Vice President Joe Biden took the stage last night in an effort to rally the Democratic masses. His goal? To bolster President Barack Obama’s electoral chances (we fact-checked some of his statements earlier this morning). While there were some noteworthy stretches of the truth presented in his speech, Biden didn’t appear, on the surface, to make any major gaffes — that is, until some journalists watching his address realized that he was misusing the word “literally.”

Yes, literally.

Apparently, Biden improperly used the word numerous times throughout his speech. “Literally,” which means “in a literal manner” or “exactly” is regularly confused as meaning “virtually” or “nearly,” The Huffington Post reports. So, when making figurative statements, it’s a poor word to use.

Watch a video compilation of Biden’s “literally” bloopers, below:

The Obama camp apparently sought to capitalize on Biden’s errors. The Washington Post reports that the campaign purchased a Twitter ad based on the vice-president’s usage of the word:

Vice President Biden’s frequent use of the word “folks” and frequently incorrect use of the words “literally” during his acceptance speech Wednesday earned him lots of mockery on Twitter.

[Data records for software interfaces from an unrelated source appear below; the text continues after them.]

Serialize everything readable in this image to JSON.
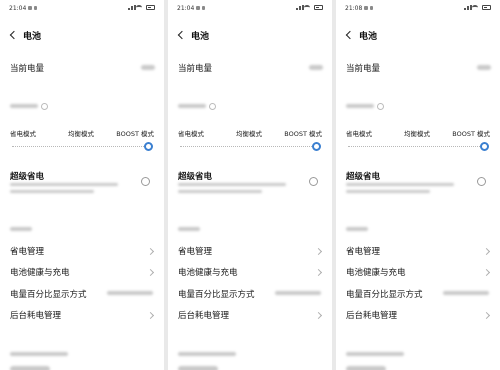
{
  "panels": [
    {
      "status": {
        "time": "21:04"
      },
      "header": {
        "title": "电池",
        "back_icon": "chevron-left-icon"
      },
      "current_charge": {
        "label": "当前电量"
      },
      "modes": {
        "options": [
          "省电模式",
          "均衡模式",
          "BOOST 模式"
        ],
        "selected_index": 2
      },
      "super_saver": {
        "label": "超级省电",
        "enabled": false
      },
      "menu": [
        {
          "label": "省电管理"
        },
        {
          "label": "电池健康与充电"
        },
        {
          "label": "电量百分比显示方式"
        },
        {
          "label": "后台耗电管理"
        }
      ]
    },
    {
      "status": {
        "time": "21:04"
      },
      "header": {
        "title": "电池",
        "back_icon": "chevron-left-icon"
      },
      "current_charge": {
        "label": "当前电量"
      },
      "modes": {
        "options": [
          "省电模式",
          "均衡模式",
          "BOOST 模式"
        ],
        "selected_index": 2
      },
      "super_saver": {
        "label": "超级省电",
        "enabled": false
      },
      "menu": [
        {
          "label": "省电管理"
        },
        {
          "label": "电池健康与充电"
        },
        {
          "label": "电量百分比显示方式"
        },
        {
          "label": "后台耗电管理"
        }
      ]
    },
    {
      "status": {
        "time": "21:08"
      },
      "header": {
        "title": "电池",
        "back_icon": "chevron-left-icon"
      },
      "current_charge": {
        "label": "当前电量"
      },
      "modes": {
        "options": [
          "省电模式",
          "均衡模式",
          "BOOST 模式"
        ],
        "selected_index": 2
      },
      "super_saver": {
        "label": "超级省电",
        "enabled": false
      },
      "menu": [
        {
          "label": "省电管理"
        },
        {
          "label": "电池健康与充电"
        },
        {
          "label": "电量百分比显示方式"
        },
        {
          "label": "后台耗电管理"
        }
      ]
    }
  ],
  "colors": {
    "accent": "#3a7fd0",
    "text": "#1a1a1a",
    "secondary": "#9a9a9a",
    "background": "#ffffff"
  }
}
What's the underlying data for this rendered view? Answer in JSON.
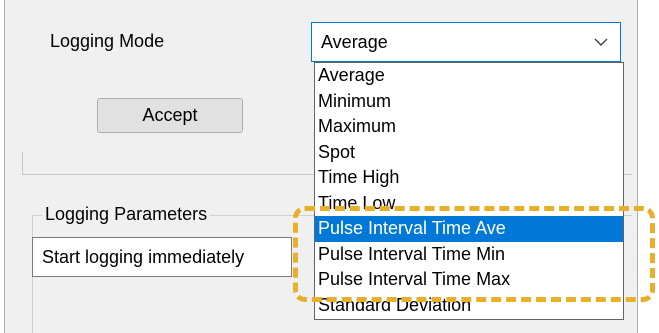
{
  "logging_mode": {
    "label": "Logging Mode",
    "selected": "Average",
    "options": [
      "Average",
      "Minimum",
      "Maximum",
      "Spot",
      "Time High",
      "Time Low",
      "Pulse Interval Time Ave",
      "Pulse Interval Time Min",
      "Pulse Interval Time Max",
      "Standard Deviation"
    ],
    "highlighted_option": "Pulse Interval Time Ave"
  },
  "accept_button": {
    "label": "Accept"
  },
  "logging_parameters": {
    "title": "Logging Parameters",
    "start_option": "Start logging immediately"
  },
  "annotation": {
    "color": "#e8b02a"
  },
  "colors": {
    "selection": "#0078d7",
    "focus_border": "#0078d7"
  },
  "icons": {
    "dropdown": "chevron-down-icon"
  }
}
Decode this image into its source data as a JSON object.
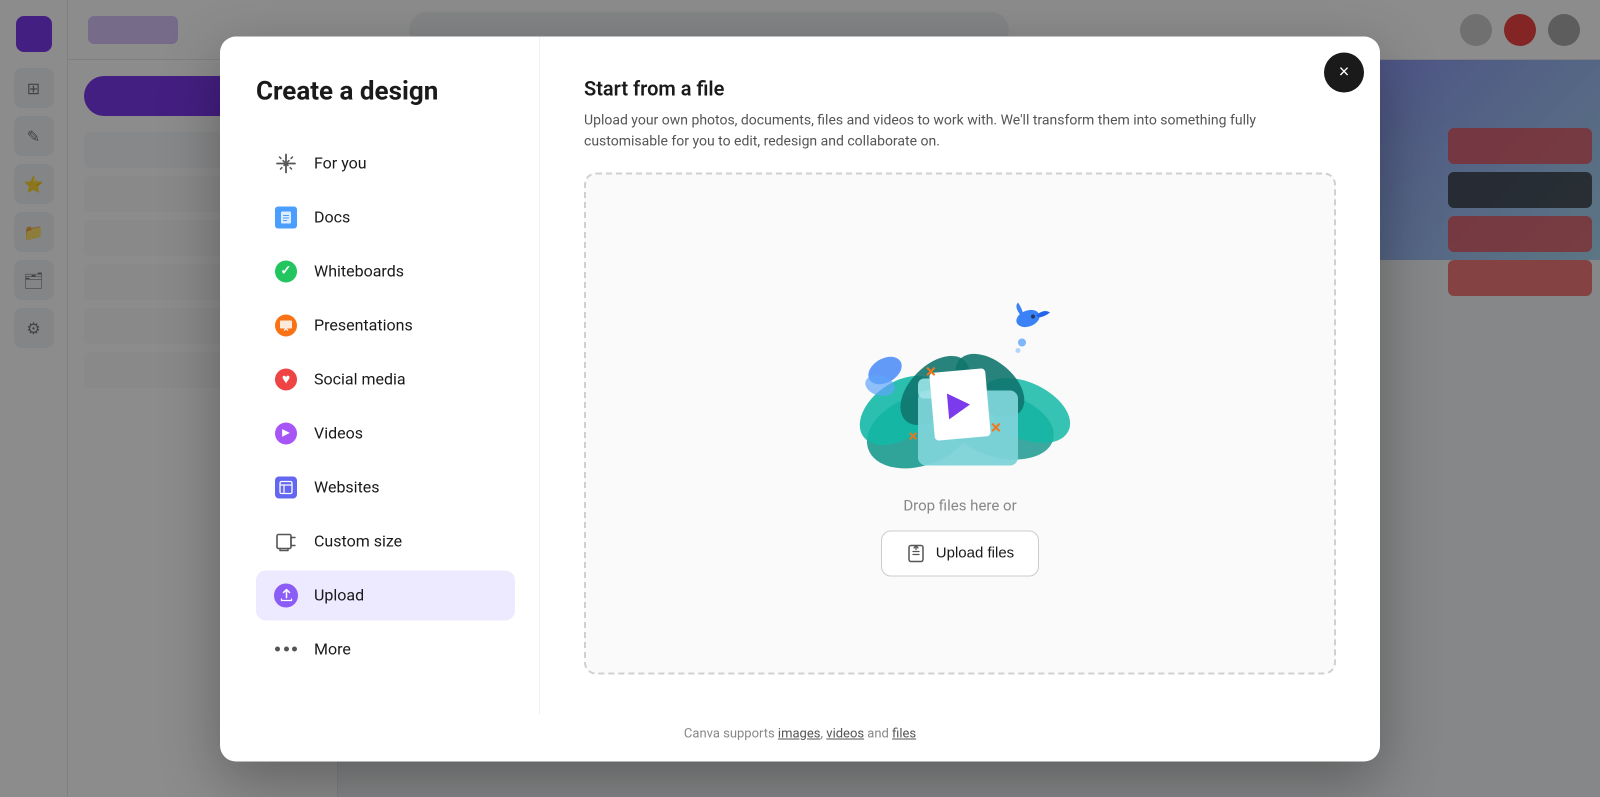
{
  "modal": {
    "title": "Create a design",
    "close_label": "×",
    "nav": {
      "items": [
        {
          "id": "for-you",
          "label": "For you",
          "icon": "sparkle-icon",
          "active": false
        },
        {
          "id": "docs",
          "label": "Docs",
          "icon": "doc-icon",
          "active": false
        },
        {
          "id": "whiteboards",
          "label": "Whiteboards",
          "icon": "whiteboard-icon",
          "active": false
        },
        {
          "id": "presentations",
          "label": "Presentations",
          "icon": "presentation-icon",
          "active": false
        },
        {
          "id": "social-media",
          "label": "Social media",
          "icon": "social-icon",
          "active": false
        },
        {
          "id": "videos",
          "label": "Videos",
          "icon": "video-icon",
          "active": false
        },
        {
          "id": "websites",
          "label": "Websites",
          "icon": "website-icon",
          "active": false
        },
        {
          "id": "custom-size",
          "label": "Custom size",
          "icon": "custom-icon",
          "active": false
        },
        {
          "id": "upload",
          "label": "Upload",
          "icon": "upload-icon",
          "active": true
        },
        {
          "id": "more",
          "label": "More",
          "icon": "more-icon",
          "active": false
        }
      ]
    },
    "content": {
      "title": "Start from a file",
      "description": "Upload your own photos, documents, files and videos to work with. We'll transform them into something fully customisable for you to edit, redesign and collaborate on.",
      "drop_text": "Drop files here or",
      "upload_button_label": "Upload files",
      "footer_text_prefix": "Canva supports ",
      "footer_links": [
        "images",
        "videos",
        "files"
      ],
      "footer_text_mid1": ", ",
      "footer_text_mid2": " and ",
      "footer_text_suffix": ""
    }
  }
}
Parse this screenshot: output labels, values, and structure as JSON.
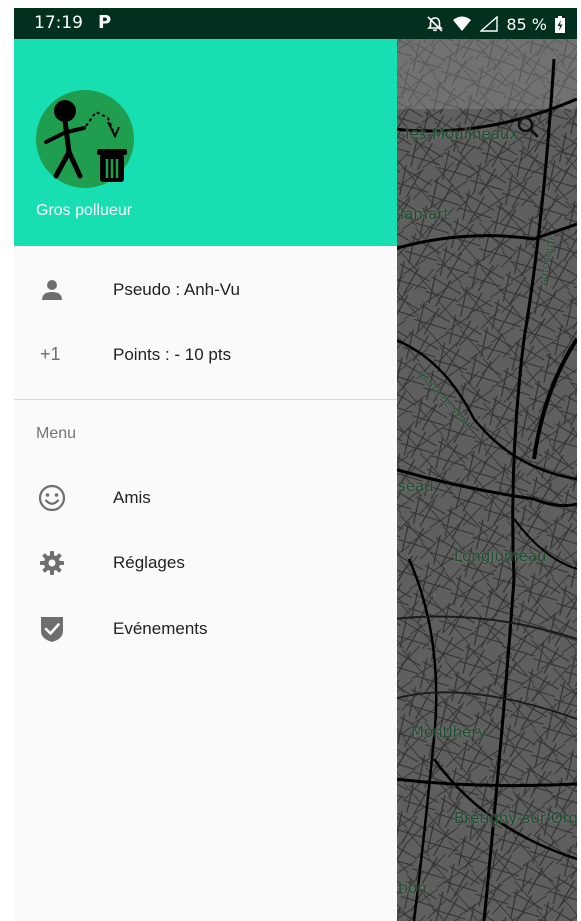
{
  "status_bar": {
    "time": "17:19",
    "notification_glyph": "P",
    "battery_percent": "85 %",
    "icons": [
      "parking-notification-icon",
      "alarm-off-icon",
      "wifi-icon",
      "cellular-signal-icon",
      "battery-charging-icon"
    ]
  },
  "drawer": {
    "header": {
      "background_color": "#18dfb2",
      "avatar_icon": "litterer-avatar-icon",
      "title": "Gros pollueur"
    },
    "profile_items": [
      {
        "icon": "person-icon",
        "label": "Pseudo : Anh-Vu"
      },
      {
        "icon_text": "+1",
        "label": "Points : - 10 pts"
      }
    ],
    "menu_header": "Menu",
    "menu_items": [
      {
        "icon": "smiley-icon",
        "label": "Amis"
      },
      {
        "icon": "gear-icon",
        "label": "Réglages"
      },
      {
        "icon": "shield-check-icon",
        "label": "Evénements"
      }
    ]
  },
  "map": {
    "search_icon": "search-icon",
    "labels": {
      "moulineaux": "-les-Moulineaux",
      "clamart": "lamart",
      "hauts_de_seine": "HAUTS-DE-SEINE",
      "road": "AUTOROUTE",
      "palaiseau": "seau",
      "longjumeau": "Longjumeau",
      "montlhery": "Montlhéry",
      "bretigny": "Brétigny-sur-Orge",
      "bottom": "tion"
    }
  },
  "colors": {
    "status_bar": "#02301f",
    "header": "#18dfb2",
    "drawer_bg": "#fafafa",
    "icon_gray": "#6e6e6e",
    "map_overlay": "#5f5f5f"
  }
}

It appears someone in the Obama campaign noticed. They took out an ad on the term “literally” on Twitter, so that searches for the term turn up a promoted tweet by @BarackObama.

But Juli Weiner of Vanity Fair actually defended Biden’s use of “literally,” writing:

But were we incorrect to condemn Biden’s vocabulary as sin? Is there not some merit in such a singularly irreplaceable word? Verily, in retrospect, we believe there is. 

Thesaurus.com lists several synonyms for “literally”—“actually, completely, correctly, direct, directly, faithfully, indisputably, letter by letter, literatim, not figuratively, plainly, precisely, really, rightly, rigorously, sic, simply, straight, strictly, to the letter, truly, undeviatingly, undisputably, unerringly, unmistakably, verbatim, veritably”—but none of these, with the exception of the hilarious and criminally underused “not figuratively,” has the poetry of its synonymic sibling.
Go ahead and say it.

After all, in Biden’s defense, it’s a common mistake to make. What do you think? Read more about the use of “literally” and “figuratively” here and let us know in the comments section, below.

(H/T: The Huffington Post)